Task to complete:
Using the data below, return all lines in which "JSON" appears.

Records supplied: Begin

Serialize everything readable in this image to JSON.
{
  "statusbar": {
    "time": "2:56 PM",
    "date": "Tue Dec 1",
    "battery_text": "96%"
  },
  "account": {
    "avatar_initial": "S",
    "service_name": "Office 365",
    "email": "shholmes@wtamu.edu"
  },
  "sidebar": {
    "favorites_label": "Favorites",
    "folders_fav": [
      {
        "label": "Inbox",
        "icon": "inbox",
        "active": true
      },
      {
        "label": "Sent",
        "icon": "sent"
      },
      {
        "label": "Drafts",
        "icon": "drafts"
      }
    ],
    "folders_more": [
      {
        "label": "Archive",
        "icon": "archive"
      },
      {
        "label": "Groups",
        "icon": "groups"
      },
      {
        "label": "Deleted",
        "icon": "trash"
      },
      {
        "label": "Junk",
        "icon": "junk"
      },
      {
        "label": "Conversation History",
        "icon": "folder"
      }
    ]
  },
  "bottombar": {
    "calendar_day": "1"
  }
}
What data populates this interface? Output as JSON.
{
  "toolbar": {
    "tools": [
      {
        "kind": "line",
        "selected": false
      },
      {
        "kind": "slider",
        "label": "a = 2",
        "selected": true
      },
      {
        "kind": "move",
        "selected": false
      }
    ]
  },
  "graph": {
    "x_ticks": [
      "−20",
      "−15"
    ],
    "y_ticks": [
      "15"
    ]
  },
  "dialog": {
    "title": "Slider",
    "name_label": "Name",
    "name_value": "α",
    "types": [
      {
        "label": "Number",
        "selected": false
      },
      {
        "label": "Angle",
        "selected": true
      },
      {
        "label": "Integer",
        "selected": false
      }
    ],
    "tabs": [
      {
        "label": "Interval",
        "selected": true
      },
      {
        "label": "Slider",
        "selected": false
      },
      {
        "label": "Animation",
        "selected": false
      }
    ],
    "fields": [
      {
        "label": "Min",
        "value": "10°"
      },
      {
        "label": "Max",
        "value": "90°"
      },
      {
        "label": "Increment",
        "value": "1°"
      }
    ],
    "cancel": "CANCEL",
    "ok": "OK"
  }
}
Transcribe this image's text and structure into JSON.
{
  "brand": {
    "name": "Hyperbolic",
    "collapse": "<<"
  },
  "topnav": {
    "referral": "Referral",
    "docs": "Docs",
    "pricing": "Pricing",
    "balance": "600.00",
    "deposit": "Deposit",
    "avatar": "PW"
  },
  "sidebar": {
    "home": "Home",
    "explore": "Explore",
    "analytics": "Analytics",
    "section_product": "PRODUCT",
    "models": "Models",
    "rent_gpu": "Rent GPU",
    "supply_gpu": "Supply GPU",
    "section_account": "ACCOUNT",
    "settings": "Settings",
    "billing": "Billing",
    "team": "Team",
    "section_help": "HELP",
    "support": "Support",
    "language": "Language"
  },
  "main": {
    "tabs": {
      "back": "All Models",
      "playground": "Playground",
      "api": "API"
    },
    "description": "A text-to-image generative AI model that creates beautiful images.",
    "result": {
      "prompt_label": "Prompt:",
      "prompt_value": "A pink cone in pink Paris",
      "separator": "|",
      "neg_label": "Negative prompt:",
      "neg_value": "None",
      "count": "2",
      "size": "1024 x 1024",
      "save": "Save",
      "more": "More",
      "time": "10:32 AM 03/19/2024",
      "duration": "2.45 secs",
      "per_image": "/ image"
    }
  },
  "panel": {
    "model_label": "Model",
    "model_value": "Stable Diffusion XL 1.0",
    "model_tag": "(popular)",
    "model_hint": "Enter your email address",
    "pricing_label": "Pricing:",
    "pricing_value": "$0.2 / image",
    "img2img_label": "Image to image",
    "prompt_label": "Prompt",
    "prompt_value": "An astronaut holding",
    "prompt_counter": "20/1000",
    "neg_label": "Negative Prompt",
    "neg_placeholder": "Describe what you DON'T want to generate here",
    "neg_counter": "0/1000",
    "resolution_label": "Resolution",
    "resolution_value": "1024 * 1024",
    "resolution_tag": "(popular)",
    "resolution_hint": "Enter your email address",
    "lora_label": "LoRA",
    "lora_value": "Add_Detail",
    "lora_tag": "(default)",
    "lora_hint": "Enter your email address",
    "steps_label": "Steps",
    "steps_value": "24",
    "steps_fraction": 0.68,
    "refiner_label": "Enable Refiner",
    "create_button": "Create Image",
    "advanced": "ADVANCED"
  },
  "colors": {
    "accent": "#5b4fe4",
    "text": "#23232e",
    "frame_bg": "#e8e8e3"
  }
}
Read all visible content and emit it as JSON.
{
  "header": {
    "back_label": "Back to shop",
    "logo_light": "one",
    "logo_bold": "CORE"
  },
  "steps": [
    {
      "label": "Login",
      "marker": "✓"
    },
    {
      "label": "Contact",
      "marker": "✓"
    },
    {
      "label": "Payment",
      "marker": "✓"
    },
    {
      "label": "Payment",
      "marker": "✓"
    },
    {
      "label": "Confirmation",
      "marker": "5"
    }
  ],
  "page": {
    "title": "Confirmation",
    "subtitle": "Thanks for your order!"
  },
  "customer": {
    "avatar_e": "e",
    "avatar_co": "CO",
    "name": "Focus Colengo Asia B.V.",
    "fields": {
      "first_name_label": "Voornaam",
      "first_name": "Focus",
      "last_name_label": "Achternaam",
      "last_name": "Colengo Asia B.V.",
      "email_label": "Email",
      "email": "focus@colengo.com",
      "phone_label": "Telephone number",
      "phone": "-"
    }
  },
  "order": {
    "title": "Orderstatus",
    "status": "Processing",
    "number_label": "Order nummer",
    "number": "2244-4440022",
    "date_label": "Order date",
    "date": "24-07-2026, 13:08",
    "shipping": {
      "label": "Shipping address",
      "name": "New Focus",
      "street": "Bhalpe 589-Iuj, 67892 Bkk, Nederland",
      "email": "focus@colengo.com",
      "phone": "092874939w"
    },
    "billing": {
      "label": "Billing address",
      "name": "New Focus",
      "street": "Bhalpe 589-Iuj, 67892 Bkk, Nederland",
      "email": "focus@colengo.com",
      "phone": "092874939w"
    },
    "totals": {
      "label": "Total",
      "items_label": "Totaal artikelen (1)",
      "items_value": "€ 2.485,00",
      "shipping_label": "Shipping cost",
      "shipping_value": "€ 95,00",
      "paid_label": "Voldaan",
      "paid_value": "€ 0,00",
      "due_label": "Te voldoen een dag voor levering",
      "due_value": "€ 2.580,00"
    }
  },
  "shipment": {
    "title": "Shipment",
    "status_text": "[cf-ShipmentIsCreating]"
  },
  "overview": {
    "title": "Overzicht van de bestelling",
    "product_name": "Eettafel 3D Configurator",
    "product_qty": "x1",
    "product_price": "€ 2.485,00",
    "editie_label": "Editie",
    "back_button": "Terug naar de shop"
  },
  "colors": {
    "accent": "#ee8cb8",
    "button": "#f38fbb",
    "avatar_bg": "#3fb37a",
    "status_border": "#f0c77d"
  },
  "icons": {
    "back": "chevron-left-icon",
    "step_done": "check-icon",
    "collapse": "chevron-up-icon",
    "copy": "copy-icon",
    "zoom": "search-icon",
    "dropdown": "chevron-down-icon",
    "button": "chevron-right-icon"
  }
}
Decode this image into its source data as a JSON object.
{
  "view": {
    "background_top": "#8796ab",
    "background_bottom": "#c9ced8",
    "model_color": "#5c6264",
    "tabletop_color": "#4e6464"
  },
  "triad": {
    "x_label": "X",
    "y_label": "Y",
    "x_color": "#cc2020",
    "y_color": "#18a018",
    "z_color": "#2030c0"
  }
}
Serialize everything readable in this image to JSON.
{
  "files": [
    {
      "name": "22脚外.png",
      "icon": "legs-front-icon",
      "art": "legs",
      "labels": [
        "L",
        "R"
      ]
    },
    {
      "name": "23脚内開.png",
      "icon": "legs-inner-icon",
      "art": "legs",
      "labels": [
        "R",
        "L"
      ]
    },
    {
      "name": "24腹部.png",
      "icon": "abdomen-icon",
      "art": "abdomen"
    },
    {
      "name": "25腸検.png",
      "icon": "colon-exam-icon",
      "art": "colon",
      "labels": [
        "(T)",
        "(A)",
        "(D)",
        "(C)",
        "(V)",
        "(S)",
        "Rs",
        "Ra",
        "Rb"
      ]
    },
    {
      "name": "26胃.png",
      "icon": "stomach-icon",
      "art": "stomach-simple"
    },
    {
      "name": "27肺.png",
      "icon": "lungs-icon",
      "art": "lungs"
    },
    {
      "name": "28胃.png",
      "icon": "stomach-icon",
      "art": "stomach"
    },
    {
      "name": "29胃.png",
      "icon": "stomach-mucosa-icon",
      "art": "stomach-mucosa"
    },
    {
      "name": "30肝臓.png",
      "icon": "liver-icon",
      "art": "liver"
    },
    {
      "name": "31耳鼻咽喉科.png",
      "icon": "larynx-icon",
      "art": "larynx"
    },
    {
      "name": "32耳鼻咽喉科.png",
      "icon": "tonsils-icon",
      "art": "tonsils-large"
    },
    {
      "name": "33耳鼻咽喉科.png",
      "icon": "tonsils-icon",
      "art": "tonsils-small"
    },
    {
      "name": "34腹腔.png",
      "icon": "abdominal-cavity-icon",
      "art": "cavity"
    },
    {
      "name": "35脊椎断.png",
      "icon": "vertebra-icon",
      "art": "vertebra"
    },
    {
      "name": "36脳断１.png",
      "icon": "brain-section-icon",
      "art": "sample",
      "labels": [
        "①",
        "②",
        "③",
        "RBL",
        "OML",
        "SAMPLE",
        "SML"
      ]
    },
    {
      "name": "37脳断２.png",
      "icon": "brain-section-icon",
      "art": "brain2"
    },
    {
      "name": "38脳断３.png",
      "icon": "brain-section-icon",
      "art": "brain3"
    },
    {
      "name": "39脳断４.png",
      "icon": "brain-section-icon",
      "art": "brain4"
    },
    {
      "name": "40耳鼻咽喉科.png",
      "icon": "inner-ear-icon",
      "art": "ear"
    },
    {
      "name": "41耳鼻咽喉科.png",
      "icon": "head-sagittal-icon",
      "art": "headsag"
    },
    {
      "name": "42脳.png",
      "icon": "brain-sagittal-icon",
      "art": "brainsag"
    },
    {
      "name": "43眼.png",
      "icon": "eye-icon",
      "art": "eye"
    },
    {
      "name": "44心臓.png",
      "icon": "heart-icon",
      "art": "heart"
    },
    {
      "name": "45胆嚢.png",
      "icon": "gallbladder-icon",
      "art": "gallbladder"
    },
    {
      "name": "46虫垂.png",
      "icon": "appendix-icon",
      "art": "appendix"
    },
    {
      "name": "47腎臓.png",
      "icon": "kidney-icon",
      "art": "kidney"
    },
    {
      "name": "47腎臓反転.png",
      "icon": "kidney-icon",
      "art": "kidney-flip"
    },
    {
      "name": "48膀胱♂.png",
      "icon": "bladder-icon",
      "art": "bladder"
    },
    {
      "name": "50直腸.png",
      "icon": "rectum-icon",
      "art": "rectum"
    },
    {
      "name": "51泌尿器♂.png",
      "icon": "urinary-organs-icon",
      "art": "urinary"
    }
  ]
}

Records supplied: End

Result for this task:
Serialize everything readable in this image to JSON.
What data populates this interface? Output as JSON.
Transcribe this image's text and structure into JSON.
Read all visible content and emit it as JSON.
Decode this image into its source data as a JSON object.
Serialize everything readable in this image to JSON.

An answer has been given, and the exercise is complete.